_Problem statement:_ Below are some records; copy each line in them that contains "highlighted".

_The records:_

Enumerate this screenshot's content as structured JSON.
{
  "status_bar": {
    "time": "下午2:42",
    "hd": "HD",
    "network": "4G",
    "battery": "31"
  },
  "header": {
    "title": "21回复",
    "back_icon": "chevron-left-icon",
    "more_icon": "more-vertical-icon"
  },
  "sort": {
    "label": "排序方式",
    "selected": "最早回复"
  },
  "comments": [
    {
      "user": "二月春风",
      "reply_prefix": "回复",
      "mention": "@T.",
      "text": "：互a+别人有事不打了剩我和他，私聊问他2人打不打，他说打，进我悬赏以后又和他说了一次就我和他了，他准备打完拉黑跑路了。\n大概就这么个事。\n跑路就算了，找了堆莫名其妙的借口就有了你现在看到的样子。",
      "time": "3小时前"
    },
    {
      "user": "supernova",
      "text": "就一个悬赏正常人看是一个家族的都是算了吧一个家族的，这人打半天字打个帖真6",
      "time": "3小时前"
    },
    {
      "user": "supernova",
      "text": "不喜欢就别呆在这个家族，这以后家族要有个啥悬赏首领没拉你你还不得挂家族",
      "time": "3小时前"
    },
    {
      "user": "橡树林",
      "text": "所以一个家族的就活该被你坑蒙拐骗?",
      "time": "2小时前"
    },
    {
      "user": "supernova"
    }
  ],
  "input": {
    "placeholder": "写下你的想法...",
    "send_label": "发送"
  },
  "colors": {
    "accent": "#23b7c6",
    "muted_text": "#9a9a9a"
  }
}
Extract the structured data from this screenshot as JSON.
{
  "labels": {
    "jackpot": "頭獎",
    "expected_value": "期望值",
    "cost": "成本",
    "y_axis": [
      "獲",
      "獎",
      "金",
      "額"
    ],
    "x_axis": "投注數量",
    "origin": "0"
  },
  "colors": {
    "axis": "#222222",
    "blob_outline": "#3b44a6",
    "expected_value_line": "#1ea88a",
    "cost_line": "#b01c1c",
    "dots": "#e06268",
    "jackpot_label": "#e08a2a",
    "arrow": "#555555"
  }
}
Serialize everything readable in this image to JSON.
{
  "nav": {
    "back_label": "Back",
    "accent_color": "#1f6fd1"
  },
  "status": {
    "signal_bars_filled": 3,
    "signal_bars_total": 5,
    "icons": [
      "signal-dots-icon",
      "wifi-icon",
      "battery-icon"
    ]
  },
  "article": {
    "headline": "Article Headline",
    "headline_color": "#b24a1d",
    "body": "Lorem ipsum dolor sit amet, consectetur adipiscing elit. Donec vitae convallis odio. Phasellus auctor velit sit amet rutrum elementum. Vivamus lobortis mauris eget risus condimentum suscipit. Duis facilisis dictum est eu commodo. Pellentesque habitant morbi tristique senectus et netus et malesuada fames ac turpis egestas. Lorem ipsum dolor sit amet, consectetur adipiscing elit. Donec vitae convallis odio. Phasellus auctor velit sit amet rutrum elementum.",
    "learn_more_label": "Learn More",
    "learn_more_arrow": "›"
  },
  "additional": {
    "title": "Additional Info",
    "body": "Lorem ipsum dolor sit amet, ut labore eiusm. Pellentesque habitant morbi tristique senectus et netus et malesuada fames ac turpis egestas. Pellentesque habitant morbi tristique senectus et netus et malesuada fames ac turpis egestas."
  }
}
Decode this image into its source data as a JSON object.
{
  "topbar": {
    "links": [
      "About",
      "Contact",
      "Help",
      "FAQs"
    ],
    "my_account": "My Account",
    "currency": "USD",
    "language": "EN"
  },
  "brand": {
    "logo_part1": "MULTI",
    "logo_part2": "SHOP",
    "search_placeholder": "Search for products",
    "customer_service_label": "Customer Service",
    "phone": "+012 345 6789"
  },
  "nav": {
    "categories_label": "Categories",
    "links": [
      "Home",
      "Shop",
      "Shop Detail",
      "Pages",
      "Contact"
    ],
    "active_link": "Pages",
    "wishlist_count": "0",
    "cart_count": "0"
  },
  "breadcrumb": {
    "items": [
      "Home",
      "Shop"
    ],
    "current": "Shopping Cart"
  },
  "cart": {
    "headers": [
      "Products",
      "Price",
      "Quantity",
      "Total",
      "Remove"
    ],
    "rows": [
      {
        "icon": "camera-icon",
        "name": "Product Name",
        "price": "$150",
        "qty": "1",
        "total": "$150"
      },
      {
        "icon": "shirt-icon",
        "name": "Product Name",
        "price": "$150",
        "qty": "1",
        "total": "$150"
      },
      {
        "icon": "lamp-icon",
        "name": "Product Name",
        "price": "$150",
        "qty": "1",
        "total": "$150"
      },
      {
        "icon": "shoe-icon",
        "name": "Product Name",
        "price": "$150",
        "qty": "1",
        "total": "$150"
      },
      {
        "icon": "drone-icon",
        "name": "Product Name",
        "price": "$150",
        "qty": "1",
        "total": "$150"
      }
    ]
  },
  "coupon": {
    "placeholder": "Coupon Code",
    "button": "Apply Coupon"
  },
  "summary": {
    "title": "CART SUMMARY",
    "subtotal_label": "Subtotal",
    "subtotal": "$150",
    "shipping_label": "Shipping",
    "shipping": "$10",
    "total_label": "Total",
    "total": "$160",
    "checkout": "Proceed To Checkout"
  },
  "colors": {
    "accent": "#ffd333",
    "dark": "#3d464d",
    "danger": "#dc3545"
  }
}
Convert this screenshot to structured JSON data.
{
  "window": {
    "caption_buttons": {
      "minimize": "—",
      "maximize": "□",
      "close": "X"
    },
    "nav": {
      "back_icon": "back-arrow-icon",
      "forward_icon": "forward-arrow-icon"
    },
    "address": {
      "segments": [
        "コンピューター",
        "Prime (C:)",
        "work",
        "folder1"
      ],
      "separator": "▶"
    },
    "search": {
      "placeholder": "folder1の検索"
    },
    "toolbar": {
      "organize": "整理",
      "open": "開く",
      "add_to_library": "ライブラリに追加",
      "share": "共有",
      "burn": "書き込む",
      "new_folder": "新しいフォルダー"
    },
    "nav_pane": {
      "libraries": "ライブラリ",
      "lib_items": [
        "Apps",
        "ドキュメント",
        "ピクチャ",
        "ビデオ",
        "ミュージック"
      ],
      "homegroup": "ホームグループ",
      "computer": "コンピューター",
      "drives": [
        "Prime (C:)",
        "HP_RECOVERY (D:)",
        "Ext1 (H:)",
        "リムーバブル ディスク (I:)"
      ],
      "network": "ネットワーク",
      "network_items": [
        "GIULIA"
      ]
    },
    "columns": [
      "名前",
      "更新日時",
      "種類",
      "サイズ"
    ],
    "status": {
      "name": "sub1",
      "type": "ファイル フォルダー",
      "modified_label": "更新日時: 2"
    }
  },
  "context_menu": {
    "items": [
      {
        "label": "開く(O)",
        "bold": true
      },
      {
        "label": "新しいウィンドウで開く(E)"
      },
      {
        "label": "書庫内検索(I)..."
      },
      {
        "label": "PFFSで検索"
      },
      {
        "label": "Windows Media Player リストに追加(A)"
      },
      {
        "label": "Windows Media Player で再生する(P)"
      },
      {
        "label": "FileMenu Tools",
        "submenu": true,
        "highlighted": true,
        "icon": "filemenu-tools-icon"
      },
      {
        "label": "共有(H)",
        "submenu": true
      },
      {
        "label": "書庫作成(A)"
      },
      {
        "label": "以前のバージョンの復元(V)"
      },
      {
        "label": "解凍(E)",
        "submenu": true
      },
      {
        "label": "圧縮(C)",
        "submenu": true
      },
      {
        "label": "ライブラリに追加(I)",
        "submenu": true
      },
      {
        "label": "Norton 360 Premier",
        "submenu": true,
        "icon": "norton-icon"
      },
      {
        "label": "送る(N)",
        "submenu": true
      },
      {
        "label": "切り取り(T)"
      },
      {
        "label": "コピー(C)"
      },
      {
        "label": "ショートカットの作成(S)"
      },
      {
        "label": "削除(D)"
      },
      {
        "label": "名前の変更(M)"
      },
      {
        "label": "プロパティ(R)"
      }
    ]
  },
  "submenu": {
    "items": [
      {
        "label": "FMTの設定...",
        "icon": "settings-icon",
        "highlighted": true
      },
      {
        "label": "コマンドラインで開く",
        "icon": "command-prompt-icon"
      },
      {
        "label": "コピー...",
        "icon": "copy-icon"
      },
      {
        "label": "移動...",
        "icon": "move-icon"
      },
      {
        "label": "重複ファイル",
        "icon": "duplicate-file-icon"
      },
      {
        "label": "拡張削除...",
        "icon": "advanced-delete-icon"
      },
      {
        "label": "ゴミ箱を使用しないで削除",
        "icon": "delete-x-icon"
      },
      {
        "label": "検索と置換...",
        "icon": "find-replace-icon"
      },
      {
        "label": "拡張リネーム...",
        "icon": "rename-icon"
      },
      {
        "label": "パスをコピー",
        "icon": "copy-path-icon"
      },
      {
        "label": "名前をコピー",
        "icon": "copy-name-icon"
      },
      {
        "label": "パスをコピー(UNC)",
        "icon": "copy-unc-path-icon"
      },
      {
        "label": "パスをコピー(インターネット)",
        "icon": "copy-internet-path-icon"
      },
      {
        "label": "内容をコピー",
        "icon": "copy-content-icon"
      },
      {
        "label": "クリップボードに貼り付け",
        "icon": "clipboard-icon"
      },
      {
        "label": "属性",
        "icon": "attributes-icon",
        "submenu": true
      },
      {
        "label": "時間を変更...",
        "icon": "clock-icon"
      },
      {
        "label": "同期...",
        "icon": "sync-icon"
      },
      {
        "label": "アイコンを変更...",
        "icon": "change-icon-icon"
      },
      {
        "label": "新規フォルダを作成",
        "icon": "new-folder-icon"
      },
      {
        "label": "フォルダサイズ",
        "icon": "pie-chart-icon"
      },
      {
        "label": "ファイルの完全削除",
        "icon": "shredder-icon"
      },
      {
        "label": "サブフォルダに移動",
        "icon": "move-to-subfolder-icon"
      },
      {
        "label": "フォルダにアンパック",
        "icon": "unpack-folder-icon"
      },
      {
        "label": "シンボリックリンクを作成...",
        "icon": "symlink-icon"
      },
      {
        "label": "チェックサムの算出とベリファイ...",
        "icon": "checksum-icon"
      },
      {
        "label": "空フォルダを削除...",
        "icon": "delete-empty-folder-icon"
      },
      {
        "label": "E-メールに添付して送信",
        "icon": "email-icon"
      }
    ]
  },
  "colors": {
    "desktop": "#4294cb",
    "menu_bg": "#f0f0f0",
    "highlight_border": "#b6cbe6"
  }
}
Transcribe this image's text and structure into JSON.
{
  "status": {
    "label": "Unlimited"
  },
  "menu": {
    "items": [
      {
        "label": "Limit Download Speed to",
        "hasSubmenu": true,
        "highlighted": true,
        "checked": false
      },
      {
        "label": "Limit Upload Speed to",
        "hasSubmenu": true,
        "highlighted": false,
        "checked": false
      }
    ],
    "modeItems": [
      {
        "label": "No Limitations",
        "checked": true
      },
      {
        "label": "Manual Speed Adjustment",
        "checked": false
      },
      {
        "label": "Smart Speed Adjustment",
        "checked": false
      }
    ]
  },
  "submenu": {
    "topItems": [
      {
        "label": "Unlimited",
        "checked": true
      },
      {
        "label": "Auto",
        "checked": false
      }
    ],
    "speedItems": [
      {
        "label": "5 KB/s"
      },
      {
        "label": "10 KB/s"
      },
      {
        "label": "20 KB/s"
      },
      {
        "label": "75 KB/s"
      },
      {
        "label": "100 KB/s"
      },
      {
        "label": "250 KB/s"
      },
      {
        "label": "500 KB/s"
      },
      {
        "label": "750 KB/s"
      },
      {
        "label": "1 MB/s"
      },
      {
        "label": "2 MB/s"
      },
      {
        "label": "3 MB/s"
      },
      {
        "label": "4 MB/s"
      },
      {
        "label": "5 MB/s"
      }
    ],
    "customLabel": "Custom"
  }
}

_Response for this exercise:_
        "highlighted": true,
        "highlighted": true
        "highlighted": true,
        "highlighted": false,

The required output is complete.